(Basil Bunting. 1966. 'The Poets Point of View’.)
Bunting had to wait over 30 years before he was properly recognised in Britain – in 1966, with the publication of 'Briggflatts', which Cyril Connolly called ‘the finest long poem to have been published in England since T.S. Eliot’s Four Quartets’. 'Briggflatts' was first read at The Morden Tower, Newcastle, in 1965, in a poetry group organised by Tom and Connie Pickard. It was famous for attracting modernist poets such as Allen Ginsberg, Ted Hughes, Seamus Heaney and Basil Bunting.
Above all, the effect of 'Briggflatts' is accessibility and vocal colour, and on re-reading the poem I was attracted to the idea of a ‘suite’ for Jess Gillam as it allows for independent movements to parallel the episodic, disparate and seasonal sections of the poetry.
I wrote 'Flare' and 'Garsdale' after long sessions of piano improvisation in direct response to the poetry, whereas 'Rant!' was written as a fantasy on Cumbrian folk music directly.
(The trumpet tune that introduces the final section is ‘The Ulverston Volunteers’ – Jess herself is from Ulverston.)
I owe a debt of gratitude to Ed Heslam for his compilation of Cumbrian folk music, 'Music of Cumberland and Westmorland', without which much Cumbrian music would be lost.
Above all, my hope is that Briggflatts as music is as accessible and colourful as the poetry, and like the poem, can be appreciated on first listening.
From Basil Bunting’s 'Briggflatts':
Part 5:
‘Great strings next the post of the harp
clang, the horn has majesty
flutes flicker in the draft and flare.’
Part 1:
‘In Garsdale, dawn:’

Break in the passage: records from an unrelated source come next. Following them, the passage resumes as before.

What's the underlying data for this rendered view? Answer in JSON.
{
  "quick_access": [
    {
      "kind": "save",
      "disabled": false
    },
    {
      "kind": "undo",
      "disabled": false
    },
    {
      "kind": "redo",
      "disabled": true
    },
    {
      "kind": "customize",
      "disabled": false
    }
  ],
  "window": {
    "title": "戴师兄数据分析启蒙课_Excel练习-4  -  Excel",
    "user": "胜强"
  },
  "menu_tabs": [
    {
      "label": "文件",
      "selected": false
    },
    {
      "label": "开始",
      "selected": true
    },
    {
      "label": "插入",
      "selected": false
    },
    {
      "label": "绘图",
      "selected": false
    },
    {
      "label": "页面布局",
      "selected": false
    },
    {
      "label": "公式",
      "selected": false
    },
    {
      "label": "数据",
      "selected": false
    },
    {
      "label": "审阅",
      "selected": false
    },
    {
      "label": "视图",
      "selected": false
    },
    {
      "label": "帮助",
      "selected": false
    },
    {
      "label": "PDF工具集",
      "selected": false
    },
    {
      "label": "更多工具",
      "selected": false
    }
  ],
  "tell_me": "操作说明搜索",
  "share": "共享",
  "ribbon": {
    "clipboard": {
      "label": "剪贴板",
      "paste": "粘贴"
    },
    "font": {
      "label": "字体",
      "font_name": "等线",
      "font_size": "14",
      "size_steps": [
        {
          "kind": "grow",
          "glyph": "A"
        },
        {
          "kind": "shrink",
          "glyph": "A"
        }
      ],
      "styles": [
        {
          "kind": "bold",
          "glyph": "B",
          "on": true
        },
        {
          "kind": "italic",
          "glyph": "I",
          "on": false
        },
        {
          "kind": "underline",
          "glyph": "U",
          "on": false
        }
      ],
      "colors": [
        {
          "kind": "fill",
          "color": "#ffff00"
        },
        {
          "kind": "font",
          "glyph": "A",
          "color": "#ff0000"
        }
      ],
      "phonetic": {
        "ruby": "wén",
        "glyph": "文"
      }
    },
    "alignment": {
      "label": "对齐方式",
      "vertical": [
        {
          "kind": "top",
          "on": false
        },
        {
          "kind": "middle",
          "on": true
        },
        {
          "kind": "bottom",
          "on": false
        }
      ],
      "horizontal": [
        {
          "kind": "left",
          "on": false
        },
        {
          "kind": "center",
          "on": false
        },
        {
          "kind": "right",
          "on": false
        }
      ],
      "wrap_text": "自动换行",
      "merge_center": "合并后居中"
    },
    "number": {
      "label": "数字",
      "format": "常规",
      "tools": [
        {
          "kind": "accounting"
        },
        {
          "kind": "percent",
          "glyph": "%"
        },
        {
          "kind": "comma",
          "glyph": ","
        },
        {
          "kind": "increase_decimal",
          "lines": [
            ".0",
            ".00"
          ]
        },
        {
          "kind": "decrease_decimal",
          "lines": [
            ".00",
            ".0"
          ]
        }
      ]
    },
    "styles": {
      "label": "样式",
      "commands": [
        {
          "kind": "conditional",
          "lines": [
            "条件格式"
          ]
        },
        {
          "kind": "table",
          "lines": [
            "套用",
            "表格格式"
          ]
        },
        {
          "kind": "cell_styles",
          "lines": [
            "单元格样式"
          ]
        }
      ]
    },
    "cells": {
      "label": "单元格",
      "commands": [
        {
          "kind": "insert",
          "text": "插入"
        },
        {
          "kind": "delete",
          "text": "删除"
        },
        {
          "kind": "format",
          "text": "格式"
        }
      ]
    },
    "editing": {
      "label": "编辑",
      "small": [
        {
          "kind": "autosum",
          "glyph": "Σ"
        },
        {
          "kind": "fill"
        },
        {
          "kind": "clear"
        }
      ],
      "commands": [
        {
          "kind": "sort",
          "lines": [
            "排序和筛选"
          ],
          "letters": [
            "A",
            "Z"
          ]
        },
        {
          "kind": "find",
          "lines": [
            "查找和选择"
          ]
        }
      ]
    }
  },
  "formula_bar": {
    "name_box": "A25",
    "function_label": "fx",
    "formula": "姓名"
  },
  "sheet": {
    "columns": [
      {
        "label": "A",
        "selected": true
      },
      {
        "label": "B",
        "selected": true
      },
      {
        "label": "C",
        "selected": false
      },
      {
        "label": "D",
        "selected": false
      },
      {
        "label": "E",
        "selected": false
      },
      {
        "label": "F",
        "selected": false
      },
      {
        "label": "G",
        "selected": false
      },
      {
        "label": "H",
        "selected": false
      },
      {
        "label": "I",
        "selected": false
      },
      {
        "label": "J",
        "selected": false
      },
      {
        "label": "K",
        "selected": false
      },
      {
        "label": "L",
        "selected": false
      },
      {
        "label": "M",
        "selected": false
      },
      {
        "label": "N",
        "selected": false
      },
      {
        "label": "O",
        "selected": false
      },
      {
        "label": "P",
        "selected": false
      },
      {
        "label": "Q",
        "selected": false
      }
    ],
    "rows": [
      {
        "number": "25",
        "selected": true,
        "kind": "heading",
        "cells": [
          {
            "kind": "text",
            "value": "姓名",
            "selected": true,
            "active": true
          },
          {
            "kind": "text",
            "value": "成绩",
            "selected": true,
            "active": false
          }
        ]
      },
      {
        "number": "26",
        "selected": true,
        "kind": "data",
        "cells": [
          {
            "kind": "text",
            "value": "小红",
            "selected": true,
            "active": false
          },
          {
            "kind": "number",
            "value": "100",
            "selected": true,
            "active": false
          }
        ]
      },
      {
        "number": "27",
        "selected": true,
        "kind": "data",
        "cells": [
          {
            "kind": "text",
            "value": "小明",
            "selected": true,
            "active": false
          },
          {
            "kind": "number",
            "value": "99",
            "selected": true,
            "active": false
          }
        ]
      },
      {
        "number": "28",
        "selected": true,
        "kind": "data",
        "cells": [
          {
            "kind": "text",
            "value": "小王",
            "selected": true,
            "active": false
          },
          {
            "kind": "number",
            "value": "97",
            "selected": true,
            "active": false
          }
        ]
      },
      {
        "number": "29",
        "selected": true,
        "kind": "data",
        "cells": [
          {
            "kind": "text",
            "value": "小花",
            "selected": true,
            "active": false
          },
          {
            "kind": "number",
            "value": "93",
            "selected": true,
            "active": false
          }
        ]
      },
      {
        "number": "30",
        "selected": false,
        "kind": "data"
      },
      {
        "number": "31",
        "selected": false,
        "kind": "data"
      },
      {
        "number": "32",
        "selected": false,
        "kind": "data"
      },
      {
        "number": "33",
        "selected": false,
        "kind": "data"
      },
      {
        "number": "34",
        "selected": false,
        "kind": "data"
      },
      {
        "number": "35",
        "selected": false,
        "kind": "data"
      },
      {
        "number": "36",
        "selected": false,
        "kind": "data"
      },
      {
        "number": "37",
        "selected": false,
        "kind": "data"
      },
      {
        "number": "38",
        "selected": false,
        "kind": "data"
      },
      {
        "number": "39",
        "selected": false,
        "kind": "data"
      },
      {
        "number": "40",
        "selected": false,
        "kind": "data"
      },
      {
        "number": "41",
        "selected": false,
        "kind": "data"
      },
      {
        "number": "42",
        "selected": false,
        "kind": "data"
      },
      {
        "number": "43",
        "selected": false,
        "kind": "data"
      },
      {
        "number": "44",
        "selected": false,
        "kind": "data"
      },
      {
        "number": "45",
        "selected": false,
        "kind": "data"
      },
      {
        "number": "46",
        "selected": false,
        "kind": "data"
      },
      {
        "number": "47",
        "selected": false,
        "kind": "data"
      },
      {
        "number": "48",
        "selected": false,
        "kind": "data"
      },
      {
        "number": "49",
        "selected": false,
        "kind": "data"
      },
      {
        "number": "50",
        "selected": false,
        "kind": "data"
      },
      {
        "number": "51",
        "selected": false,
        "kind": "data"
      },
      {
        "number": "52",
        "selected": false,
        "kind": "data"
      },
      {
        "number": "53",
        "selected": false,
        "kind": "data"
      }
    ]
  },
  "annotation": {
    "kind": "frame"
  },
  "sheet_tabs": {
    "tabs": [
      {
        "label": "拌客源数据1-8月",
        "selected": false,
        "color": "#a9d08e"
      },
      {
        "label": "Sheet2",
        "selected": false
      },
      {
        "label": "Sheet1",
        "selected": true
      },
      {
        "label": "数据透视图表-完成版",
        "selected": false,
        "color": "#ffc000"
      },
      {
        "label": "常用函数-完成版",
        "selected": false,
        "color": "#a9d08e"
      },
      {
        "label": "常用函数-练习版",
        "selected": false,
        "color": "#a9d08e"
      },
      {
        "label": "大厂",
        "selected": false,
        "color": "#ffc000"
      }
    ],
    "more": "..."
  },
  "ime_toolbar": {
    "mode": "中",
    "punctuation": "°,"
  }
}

Briggflatts is, of course, dedicated to Jess Gillam - the young virtuoso saxophonist with huge energy, a soaring sound, and an unforgettable presence, and Briggflatts takes its inspiration from Cumbria, her own part of England.
© John Harle, 2019